EXERCISE
The answer consists of one number: how many lines of the data below include the string "Bank".

SOURCE MATERIAL
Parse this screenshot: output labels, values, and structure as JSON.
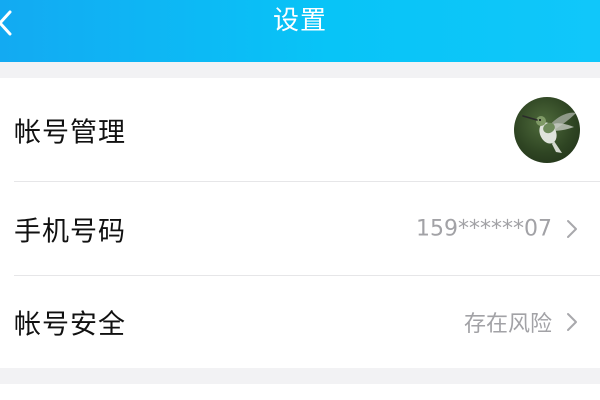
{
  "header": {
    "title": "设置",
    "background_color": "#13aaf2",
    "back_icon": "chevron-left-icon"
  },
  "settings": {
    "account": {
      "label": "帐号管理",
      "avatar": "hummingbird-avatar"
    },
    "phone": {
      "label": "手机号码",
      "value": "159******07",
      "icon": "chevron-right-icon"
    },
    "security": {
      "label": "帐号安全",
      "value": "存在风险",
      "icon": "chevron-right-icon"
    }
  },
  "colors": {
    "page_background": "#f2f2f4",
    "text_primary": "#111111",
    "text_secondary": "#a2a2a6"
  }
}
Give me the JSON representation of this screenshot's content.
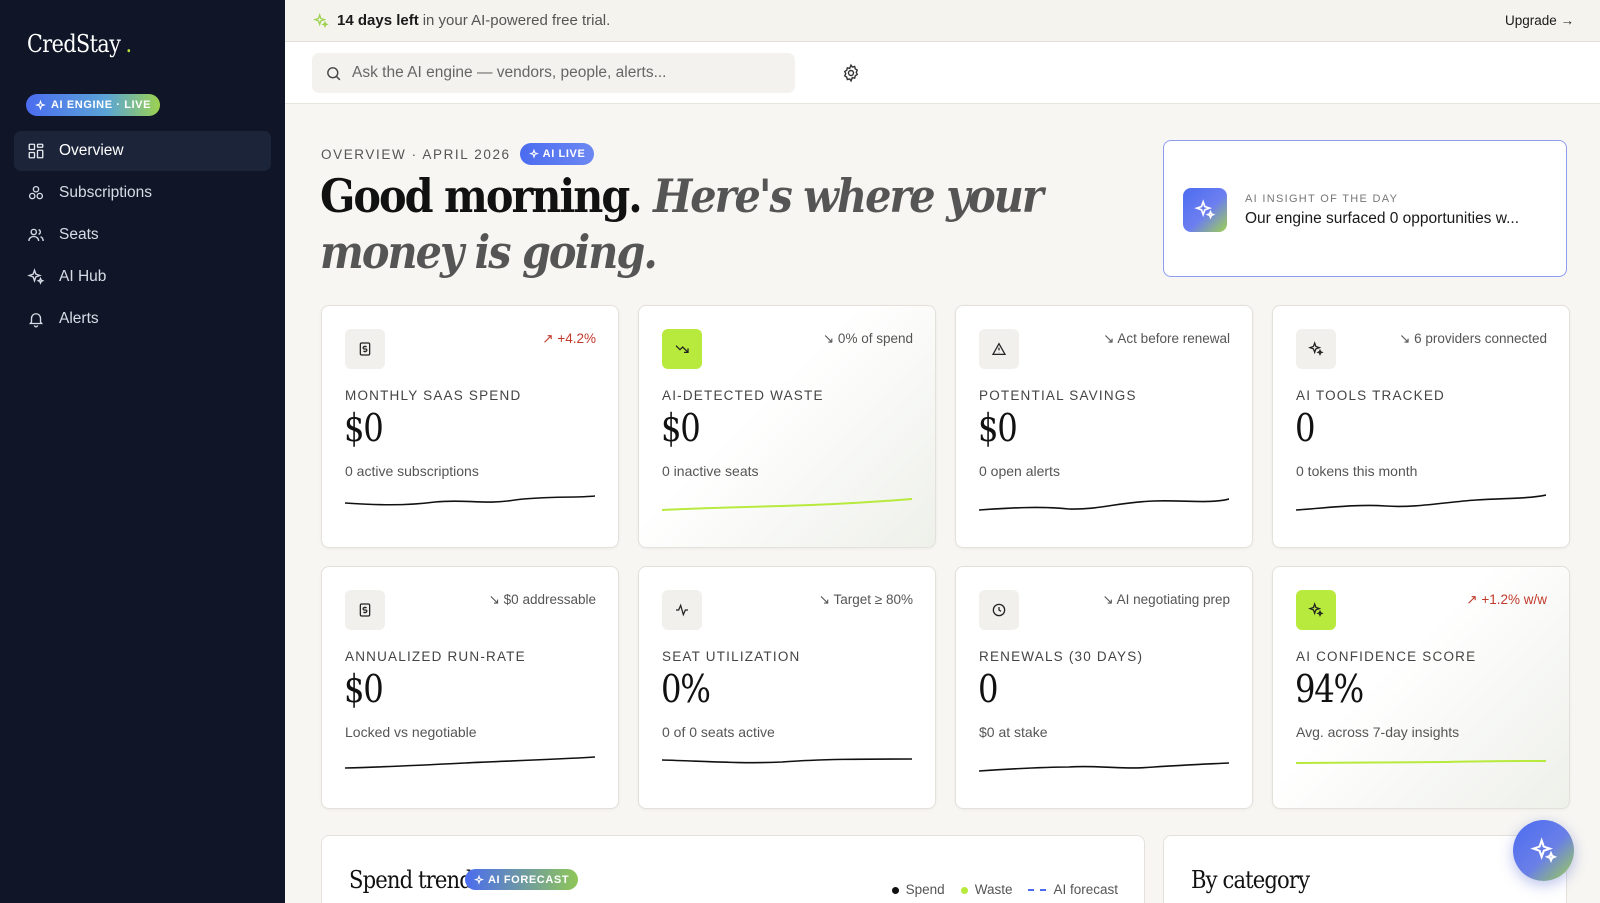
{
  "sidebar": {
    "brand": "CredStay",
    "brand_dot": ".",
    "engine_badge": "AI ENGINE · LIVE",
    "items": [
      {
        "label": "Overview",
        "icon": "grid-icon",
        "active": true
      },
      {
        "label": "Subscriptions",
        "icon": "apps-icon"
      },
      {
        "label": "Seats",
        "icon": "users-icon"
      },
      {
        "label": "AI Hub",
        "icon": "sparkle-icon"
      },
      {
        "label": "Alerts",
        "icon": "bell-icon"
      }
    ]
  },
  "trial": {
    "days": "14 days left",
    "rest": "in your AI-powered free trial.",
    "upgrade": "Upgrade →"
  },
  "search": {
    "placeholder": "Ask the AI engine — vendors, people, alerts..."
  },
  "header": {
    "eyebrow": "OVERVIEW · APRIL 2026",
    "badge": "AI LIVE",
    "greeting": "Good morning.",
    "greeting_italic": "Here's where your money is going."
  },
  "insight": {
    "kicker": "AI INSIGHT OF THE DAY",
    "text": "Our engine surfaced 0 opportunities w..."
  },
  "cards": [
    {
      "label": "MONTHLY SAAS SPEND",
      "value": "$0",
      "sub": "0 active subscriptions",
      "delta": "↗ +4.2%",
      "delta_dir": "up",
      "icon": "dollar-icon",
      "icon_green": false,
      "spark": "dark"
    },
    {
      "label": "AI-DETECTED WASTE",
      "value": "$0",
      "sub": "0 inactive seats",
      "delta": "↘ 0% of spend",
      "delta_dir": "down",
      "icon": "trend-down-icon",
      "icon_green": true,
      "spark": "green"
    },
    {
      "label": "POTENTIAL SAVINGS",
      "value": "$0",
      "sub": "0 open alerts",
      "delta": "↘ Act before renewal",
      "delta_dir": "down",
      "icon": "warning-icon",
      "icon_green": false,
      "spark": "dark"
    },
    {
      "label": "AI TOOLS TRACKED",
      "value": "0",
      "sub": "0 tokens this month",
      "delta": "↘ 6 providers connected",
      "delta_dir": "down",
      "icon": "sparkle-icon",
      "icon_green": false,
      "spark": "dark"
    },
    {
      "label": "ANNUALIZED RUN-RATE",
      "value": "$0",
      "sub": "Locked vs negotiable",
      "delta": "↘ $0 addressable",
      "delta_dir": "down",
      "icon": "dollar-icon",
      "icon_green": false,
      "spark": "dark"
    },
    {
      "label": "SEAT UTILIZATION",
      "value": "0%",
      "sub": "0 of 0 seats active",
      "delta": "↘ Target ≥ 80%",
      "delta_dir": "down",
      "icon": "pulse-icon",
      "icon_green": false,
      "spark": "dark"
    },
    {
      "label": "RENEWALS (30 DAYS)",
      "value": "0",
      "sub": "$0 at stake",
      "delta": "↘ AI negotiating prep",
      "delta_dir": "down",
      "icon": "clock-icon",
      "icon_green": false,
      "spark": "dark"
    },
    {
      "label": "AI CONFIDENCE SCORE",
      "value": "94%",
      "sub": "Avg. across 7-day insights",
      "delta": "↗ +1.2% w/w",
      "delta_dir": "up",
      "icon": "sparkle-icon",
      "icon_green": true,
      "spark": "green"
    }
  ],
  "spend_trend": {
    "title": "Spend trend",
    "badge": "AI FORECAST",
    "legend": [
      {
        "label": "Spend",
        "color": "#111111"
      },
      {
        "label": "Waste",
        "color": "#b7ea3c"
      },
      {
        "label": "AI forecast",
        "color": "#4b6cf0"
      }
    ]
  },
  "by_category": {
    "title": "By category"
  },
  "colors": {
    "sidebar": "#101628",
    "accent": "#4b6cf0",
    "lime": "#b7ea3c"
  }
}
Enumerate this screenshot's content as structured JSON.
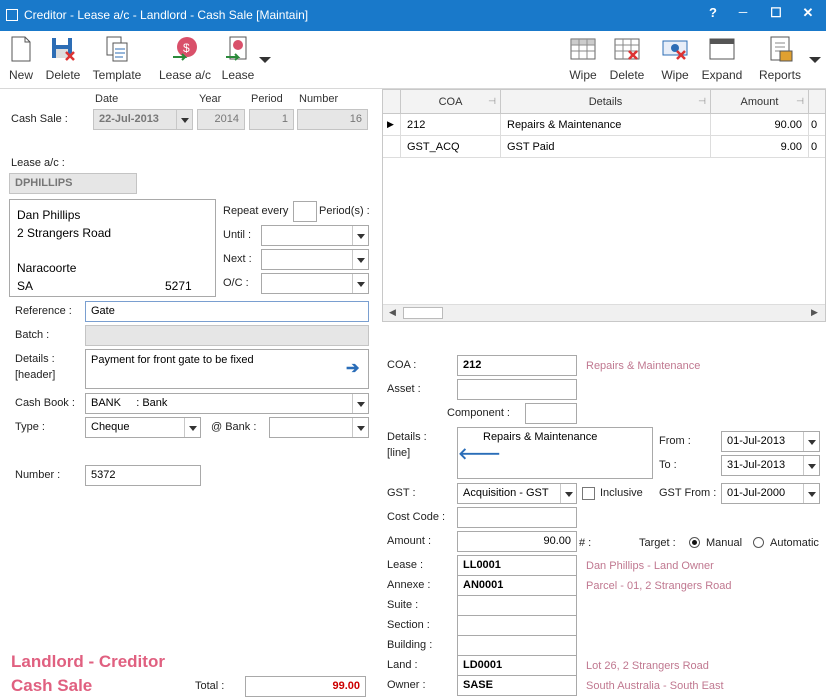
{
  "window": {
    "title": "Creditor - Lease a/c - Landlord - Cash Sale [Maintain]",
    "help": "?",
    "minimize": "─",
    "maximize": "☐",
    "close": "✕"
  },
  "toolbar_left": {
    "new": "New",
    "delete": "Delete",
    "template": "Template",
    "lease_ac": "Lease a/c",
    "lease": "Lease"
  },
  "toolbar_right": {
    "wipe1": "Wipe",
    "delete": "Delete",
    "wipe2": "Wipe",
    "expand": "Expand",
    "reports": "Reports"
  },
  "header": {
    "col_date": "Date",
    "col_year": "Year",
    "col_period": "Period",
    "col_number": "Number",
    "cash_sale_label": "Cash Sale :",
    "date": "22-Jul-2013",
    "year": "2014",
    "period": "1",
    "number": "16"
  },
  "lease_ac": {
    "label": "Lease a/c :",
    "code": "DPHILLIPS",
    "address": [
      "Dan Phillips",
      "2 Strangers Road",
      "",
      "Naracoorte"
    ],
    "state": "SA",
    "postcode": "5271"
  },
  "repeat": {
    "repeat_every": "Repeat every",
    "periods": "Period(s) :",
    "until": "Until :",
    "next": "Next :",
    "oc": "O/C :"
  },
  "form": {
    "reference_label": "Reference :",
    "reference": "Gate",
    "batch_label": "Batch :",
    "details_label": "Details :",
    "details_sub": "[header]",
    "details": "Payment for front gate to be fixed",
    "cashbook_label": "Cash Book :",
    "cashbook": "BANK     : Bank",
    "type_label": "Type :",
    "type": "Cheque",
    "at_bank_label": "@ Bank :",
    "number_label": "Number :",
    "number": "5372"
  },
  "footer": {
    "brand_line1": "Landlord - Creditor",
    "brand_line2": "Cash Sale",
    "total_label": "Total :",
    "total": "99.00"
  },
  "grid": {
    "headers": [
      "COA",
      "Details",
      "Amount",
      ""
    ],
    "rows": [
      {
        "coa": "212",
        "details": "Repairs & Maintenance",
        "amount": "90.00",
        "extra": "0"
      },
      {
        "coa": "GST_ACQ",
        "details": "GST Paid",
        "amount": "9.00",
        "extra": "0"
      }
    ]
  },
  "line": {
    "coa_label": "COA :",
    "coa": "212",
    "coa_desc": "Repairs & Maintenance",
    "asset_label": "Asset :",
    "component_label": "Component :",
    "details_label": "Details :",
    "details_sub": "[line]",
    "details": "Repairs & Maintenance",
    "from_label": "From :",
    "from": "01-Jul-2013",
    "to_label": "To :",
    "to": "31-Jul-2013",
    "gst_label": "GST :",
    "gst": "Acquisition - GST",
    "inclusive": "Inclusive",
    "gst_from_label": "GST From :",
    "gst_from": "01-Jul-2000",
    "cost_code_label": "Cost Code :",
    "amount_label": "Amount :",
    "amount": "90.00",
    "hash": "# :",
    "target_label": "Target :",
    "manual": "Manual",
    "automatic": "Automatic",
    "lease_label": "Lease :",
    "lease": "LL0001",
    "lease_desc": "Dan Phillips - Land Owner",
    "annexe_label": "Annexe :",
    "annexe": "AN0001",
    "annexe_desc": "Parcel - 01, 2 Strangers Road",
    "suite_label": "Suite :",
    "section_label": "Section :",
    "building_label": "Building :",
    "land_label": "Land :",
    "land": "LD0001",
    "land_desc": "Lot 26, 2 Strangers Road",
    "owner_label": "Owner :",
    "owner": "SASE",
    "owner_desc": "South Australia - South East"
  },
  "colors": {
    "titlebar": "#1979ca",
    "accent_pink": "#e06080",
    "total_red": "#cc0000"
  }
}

FINAL ANSWER
2